→ What is required: Whenever a line below mentions the word "screenshot", that line should be copied.

Record set Start Marker

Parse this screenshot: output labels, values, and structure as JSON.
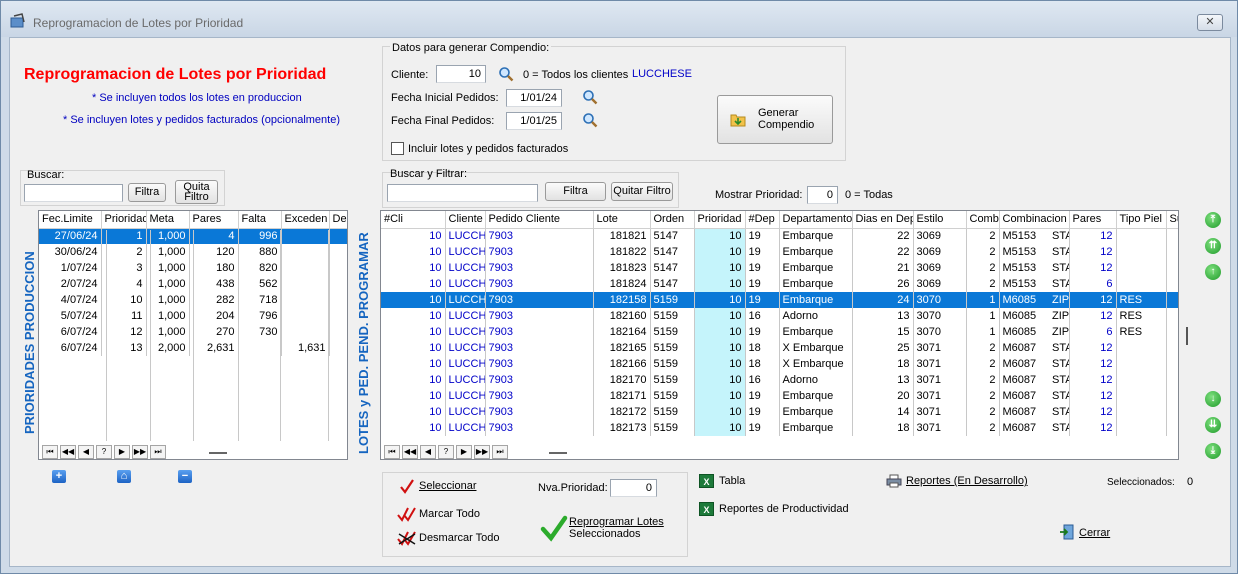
{
  "window": {
    "title": "Reprogramacion de Lotes por Prioridad",
    "close_label": "✕"
  },
  "header": {
    "heading": "Reprogramacion de Lotes por Prioridad",
    "note1": "* Se incluyen todos los lotes en produccion",
    "note2": "* Se incluyen lotes y pedidos facturados (opcionalmente)"
  },
  "compendio": {
    "legend": "Datos para generar Compendio:",
    "cliente_label": "Cliente:",
    "cliente_value": "10",
    "cliente_hint": "0 = Todos los clientes",
    "cliente_name": "LUCCHESE",
    "fecha_inicial_label": "Fecha Inicial Pedidos:",
    "fecha_inicial_value": "1/01/24",
    "fecha_final_label": "Fecha Final Pedidos:",
    "fecha_final_value": "1/01/25",
    "incluir_label": "Incluir lotes y pedidos facturados",
    "generar_line1": "Generar",
    "generar_line2": "Compendio"
  },
  "left_search": {
    "label": "Buscar:",
    "value": "",
    "filtra": "Filtra",
    "quita1": "Quita",
    "quita2": "Filtro"
  },
  "right_search": {
    "label": "Buscar y Filtrar:",
    "value": "",
    "filtra": "Filtra",
    "quita": "Quitar Filtro"
  },
  "mostrar": {
    "label": "Mostrar Prioridad:",
    "value": "0",
    "hint": "0 = Todas"
  },
  "left_vertical": "PRIORIDADES PRODUCCION",
  "right_vertical": "LOTES y PED. PEND. PROGRAMAR",
  "prior_grid": {
    "columns": [
      "Fec.Limite",
      "Prioridad",
      "Meta",
      "Pares",
      "Falta",
      "Exceden",
      "De"
    ],
    "rows": [
      [
        "27/06/24",
        "1",
        "1,000",
        "4",
        "996",
        "",
        ""
      ],
      [
        "30/06/24",
        "2",
        "1,000",
        "120",
        "880",
        "",
        ""
      ],
      [
        "1/07/24",
        "3",
        "1,000",
        "180",
        "820",
        "",
        ""
      ],
      [
        "2/07/24",
        "4",
        "1,000",
        "438",
        "562",
        "",
        ""
      ],
      [
        "4/07/24",
        "10",
        "1,000",
        "282",
        "718",
        "",
        ""
      ],
      [
        "5/07/24",
        "11",
        "1,000",
        "204",
        "796",
        "",
        ""
      ],
      [
        "6/07/24",
        "12",
        "1,000",
        "270",
        "730",
        "",
        ""
      ],
      [
        "6/07/24",
        "13",
        "2,000",
        "2,631",
        "",
        "1,631",
        ""
      ]
    ],
    "selected_row": 0
  },
  "lotes_grid": {
    "columns": [
      "#Cli",
      "Cliente",
      "Pedido Cliente",
      "Lote",
      "Orden",
      "Prioridad",
      "#Dep",
      "Departamento",
      "Dias en Dep",
      "Estilo",
      "Comb",
      "Combinacion",
      "Pares",
      "Tipo Piel",
      "Su"
    ],
    "rows": [
      [
        "10",
        "LUCCHE",
        "7903",
        "181821",
        "5147",
        "10",
        "19",
        "Embarque",
        "22",
        "3069",
        "2",
        "M5153",
        "STA",
        "12",
        ""
      ],
      [
        "10",
        "LUCCHE",
        "7903",
        "181822",
        "5147",
        "10",
        "19",
        "Embarque",
        "22",
        "3069",
        "2",
        "M5153",
        "STA",
        "12",
        ""
      ],
      [
        "10",
        "LUCCHE",
        "7903",
        "181823",
        "5147",
        "10",
        "19",
        "Embarque",
        "21",
        "3069",
        "2",
        "M5153",
        "STA",
        "12",
        ""
      ],
      [
        "10",
        "LUCCHE",
        "7903",
        "181824",
        "5147",
        "10",
        "19",
        "Embarque",
        "26",
        "3069",
        "2",
        "M5153",
        "STA",
        "6",
        ""
      ],
      [
        "10",
        "LUCCHE",
        "7903",
        "182158",
        "5159",
        "10",
        "19",
        "Embarque",
        "24",
        "3070",
        "1",
        "M6085",
        "ZIP BC",
        "12",
        "RES"
      ],
      [
        "10",
        "LUCCHE",
        "7903",
        "182160",
        "5159",
        "10",
        "16",
        "Adorno",
        "13",
        "3070",
        "1",
        "M6085",
        "ZIP BC",
        "12",
        "RES"
      ],
      [
        "10",
        "LUCCHE",
        "7903",
        "182164",
        "5159",
        "10",
        "19",
        "Embarque",
        "15",
        "3070",
        "1",
        "M6085",
        "ZIP BC",
        "6",
        "RES"
      ],
      [
        "10",
        "LUCCHE",
        "7903",
        "182165",
        "5159",
        "10",
        "18",
        "X Embarque",
        "25",
        "3071",
        "2",
        "M6087",
        "STAR",
        "12",
        ""
      ],
      [
        "10",
        "LUCCHE",
        "7903",
        "182166",
        "5159",
        "10",
        "18",
        "X Embarque",
        "18",
        "3071",
        "2",
        "M6087",
        "STAR",
        "12",
        ""
      ],
      [
        "10",
        "LUCCHE",
        "7903",
        "182170",
        "5159",
        "10",
        "16",
        "Adorno",
        "13",
        "3071",
        "2",
        "M6087",
        "STAR",
        "12",
        ""
      ],
      [
        "10",
        "LUCCHE",
        "7903",
        "182171",
        "5159",
        "10",
        "19",
        "Embarque",
        "20",
        "3071",
        "2",
        "M6087",
        "STAR",
        "12",
        ""
      ],
      [
        "10",
        "LUCCHE",
        "7903",
        "182172",
        "5159",
        "10",
        "19",
        "Embarque",
        "14",
        "3071",
        "2",
        "M6087",
        "STAR",
        "12",
        ""
      ],
      [
        "10",
        "LUCCHE",
        "7903",
        "182173",
        "5159",
        "10",
        "19",
        "Embarque",
        "18",
        "3071",
        "2",
        "M6087",
        "STAR",
        "12",
        ""
      ]
    ],
    "selected_row": 4
  },
  "nav_buttons": [
    "⏮",
    "◀◀",
    "◀",
    "?",
    "▶",
    "▶▶",
    "⏭"
  ],
  "actions": {
    "seleccionar": "Seleccionar",
    "marcar": "Marcar Todo",
    "desmarcar": "Desmarcar Todo",
    "nva_label": "Nva.Prioridad:",
    "nva_value": "0",
    "reprogramar1": "Reprogramar Lotes",
    "reprogramar2": "Seleccionados",
    "tabla": "Tabla",
    "reportes_prod": "Reportes de Productividad",
    "reportes_des": "Reportes (En Desarrollo)",
    "seleccionados_label": "Seleccionados:",
    "seleccionados_value": "0",
    "cerrar": "Cerrar"
  }
}
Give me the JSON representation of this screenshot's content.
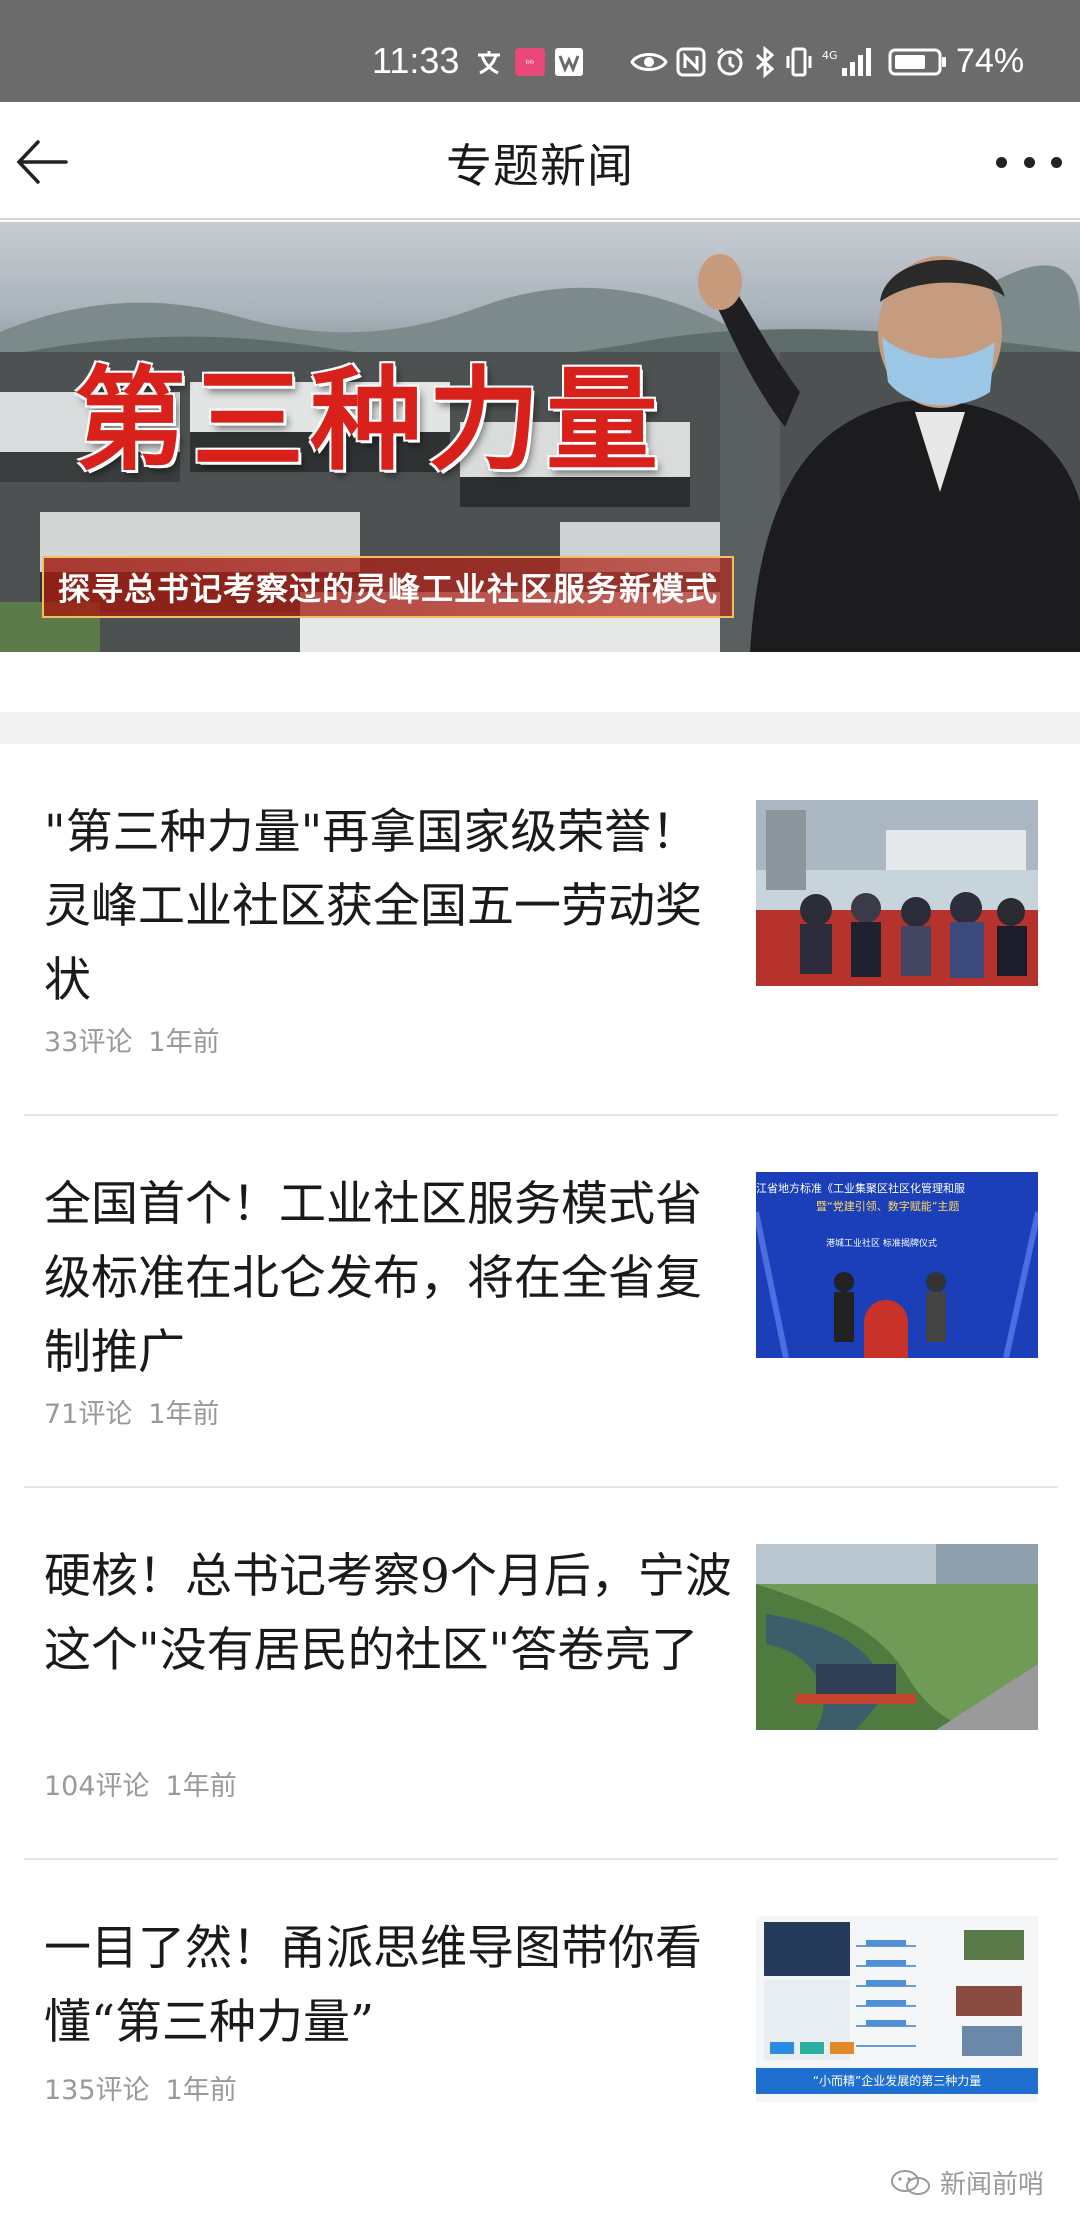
{
  "status_bar": {
    "time": "11:33",
    "battery": "74%",
    "icons": [
      "translate-icon",
      "app-badge-icon",
      "wps-icon",
      "eye-icon",
      "nfc-icon",
      "alarm-icon",
      "bluetooth-icon",
      "vibrate-icon",
      "signal-icon",
      "battery-icon"
    ]
  },
  "nav": {
    "title": "专题新闻",
    "back_icon": "arrow-left-icon",
    "more_icon": "more-dots-icon"
  },
  "banner": {
    "title": "第三种力量",
    "subtitle": "探寻总书记考察过的灵峰工业社区服务新模式"
  },
  "articles": [
    {
      "title": "\"第三种力量\"再拿国家级荣誉！灵峰工业社区获全国五一劳动奖状",
      "comments": "33评论",
      "time": "1年前"
    },
    {
      "title": "全国首个！工业社区服务模式省级标准在北仑发布，将在全省复制推广",
      "comments": "71评论",
      "time": "1年前",
      "thumb_banner_line1": "江省地方标准《工业集聚区社区化管理和服",
      "thumb_banner_line2": "暨“党建引领、数字赋能”主题",
      "thumb_banner_line3": "港城工业社区 标准揭牌仪式"
    },
    {
      "title": "硬核！总书记考察9个月后，宁波这个\"没有居民的社区\"答卷亮了",
      "comments": "104评论",
      "time": "1年前"
    },
    {
      "title": "一目了然！甬派思维导图带你看懂“第三种力量”",
      "comments": "135评论",
      "time": "1年前",
      "thumb_caption": "“小而精”企业发展的第三种力量"
    }
  ],
  "watermark": "新闻前哨",
  "colors": {
    "status_bar_bg": "#6b6b6b",
    "banner_title_red": "#d8211b",
    "meta_gray": "#999999",
    "divider": "#e6e6e6"
  }
}
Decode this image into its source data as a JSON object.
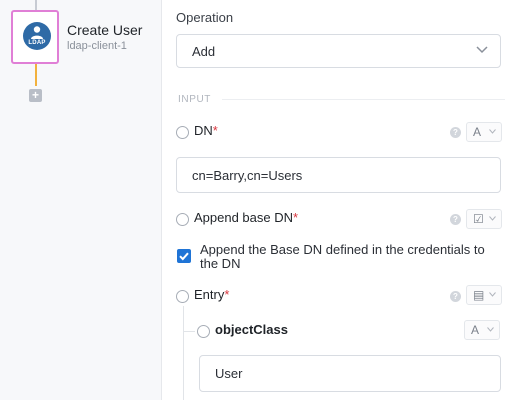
{
  "workflow_node": {
    "title": "Create User",
    "subtitle": "ldap-client-1",
    "icon_text": "LDAP",
    "icon_name": "ldap-user-icon",
    "add_step_icon": "plus-icon",
    "border_color": "#e07fd6",
    "connector_color": "#f2b13d"
  },
  "operation": {
    "label": "Operation",
    "value": "Add"
  },
  "section_label": "INPUT",
  "params": {
    "dn": {
      "label": "DN",
      "required_mark": "*",
      "type_glyph": "A",
      "value": "cn=Barry,cn=Users"
    },
    "append_base_dn": {
      "label": "Append base DN",
      "required_mark": "*",
      "type_glyph": "☑",
      "checkbox_label": "Append the Base DN defined in the credentials to the DN",
      "checked": true
    },
    "entry": {
      "label": "Entry",
      "required_mark": "*",
      "type_glyph": "▤"
    },
    "object_class": {
      "label": "objectClass",
      "type_glyph": "A",
      "value": "User"
    }
  },
  "help_glyph": "?",
  "colors": {
    "accent": "#1f74d6",
    "required": "#d9363e",
    "ldap_icon_bg": "#2e6aa6"
  }
}
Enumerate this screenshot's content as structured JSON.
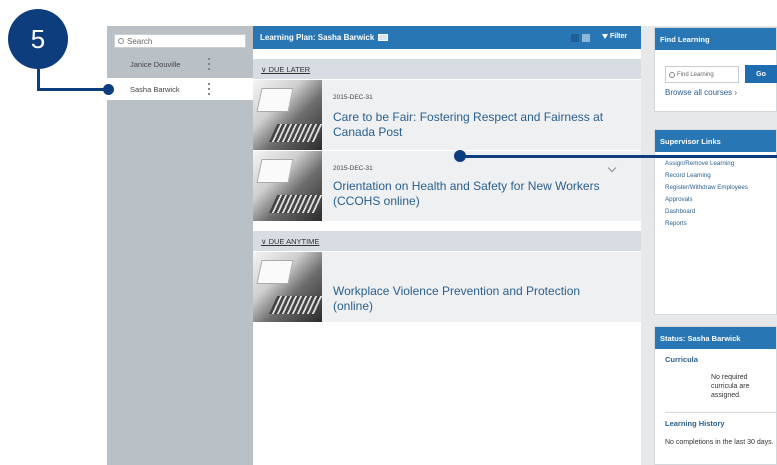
{
  "callout": {
    "number": "5"
  },
  "employee_panel": {
    "search_placeholder": "Search",
    "employees": [
      {
        "name": "Janice Douville",
        "selected": false
      },
      {
        "name": "Sasha Barwick",
        "selected": true
      }
    ]
  },
  "learning_plan": {
    "header": "Learning Plan: Sasha Barwick",
    "filter_label": "Filter",
    "sections": [
      {
        "label": "DUE LATER"
      },
      {
        "label": "DUE ANYTIME"
      }
    ],
    "courses": [
      {
        "due": "2015-DEC-31",
        "title": "Care to be Fair: Fostering Respect and Fairness at Canada Post"
      },
      {
        "due": "2015-DEC-31",
        "title": "Orientation on Health and Safety for New Workers (CCOHS online)"
      },
      {
        "due": "",
        "title": "Workplace Violence Prevention and Protection (online)"
      }
    ]
  },
  "find_learning": {
    "header": "Find Learning",
    "input_placeholder": "Find Learning",
    "go_label": "Go",
    "browse_label": "Browse all courses ›"
  },
  "supervisor_links": {
    "header": "Supervisor Links",
    "links": [
      "Assign/Remove Learning",
      "Record Learning",
      "Register/Withdraw Employees",
      "Approvals",
      "Dashboard",
      "Reports"
    ]
  },
  "status": {
    "header": "Status: Sasha Barwick",
    "curricula_label": "Curricula",
    "curricula_msg": "No required curricula are assigned.",
    "history_label": "Learning History",
    "history_msg": "No completions in the last 30 days."
  },
  "colors": {
    "accent": "#2876b4",
    "callout": "#0e3d7e",
    "link": "#2a5f8c"
  }
}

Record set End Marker

→ Result:
Parse this screenshot: output labels, values, and structure as JSON.
Give me the JSON representation of this screenshot's content.
Enumerate this screenshot's content as structured JSON.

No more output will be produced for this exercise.